“Eh, yes—since they lost Miss Diana. He’s gone off to a shadow. Poor man, he’s had a world of trouble.”
“Has he?” asked Gudrun, faintly ironic.
“He has, a world of trouble. And as nice and kind a gentleman as ever you could wish to meet. His children don’t take after him.”
“I suppose they take after their mother?” said Ursula.
“In many ways.” Mrs Krik lowered her voice a little. “She was a proud haughty lady when she came into these parts—my word, she was that! She mustn’t be looked at, and it was worth your life to speak to her.” The woman made a dry, sly face.
“Did you know her when she was first married?”
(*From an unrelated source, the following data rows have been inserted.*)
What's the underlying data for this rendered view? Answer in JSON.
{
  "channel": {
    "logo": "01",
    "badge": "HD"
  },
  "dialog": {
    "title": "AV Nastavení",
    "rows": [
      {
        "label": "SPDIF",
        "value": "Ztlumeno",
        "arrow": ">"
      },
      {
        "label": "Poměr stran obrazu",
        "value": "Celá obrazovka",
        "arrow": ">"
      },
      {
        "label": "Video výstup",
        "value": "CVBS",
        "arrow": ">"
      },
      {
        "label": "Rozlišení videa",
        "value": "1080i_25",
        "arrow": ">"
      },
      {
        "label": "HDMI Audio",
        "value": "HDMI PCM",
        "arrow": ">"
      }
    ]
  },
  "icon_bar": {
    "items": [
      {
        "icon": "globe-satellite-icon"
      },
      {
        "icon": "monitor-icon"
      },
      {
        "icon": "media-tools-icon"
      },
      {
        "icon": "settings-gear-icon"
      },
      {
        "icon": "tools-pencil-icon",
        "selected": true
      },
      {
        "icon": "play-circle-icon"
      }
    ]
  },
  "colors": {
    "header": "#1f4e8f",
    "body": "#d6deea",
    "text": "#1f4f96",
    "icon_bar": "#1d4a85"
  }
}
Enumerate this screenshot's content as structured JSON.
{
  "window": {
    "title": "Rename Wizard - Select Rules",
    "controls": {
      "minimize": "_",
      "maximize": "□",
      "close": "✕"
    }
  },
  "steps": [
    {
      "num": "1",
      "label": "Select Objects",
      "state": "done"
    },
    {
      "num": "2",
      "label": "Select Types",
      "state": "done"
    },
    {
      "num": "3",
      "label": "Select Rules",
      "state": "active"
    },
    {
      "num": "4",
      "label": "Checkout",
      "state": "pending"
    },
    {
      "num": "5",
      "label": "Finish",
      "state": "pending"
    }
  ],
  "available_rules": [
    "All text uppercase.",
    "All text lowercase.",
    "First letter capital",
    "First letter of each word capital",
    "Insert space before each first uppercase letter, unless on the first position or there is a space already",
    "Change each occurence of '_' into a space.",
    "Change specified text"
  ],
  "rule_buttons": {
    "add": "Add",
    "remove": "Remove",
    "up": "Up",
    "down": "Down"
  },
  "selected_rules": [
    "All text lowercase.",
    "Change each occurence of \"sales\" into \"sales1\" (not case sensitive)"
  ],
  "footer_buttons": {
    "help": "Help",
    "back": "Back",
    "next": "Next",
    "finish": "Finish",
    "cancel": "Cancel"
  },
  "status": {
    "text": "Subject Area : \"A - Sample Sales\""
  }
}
“Yes, I knew her. I nursed three of her children. And proper little terrors they were, little fiends—that Gerald was a demon if ever there was one, a proper demon, ay, at six months old.” A curious malicious, sly tone came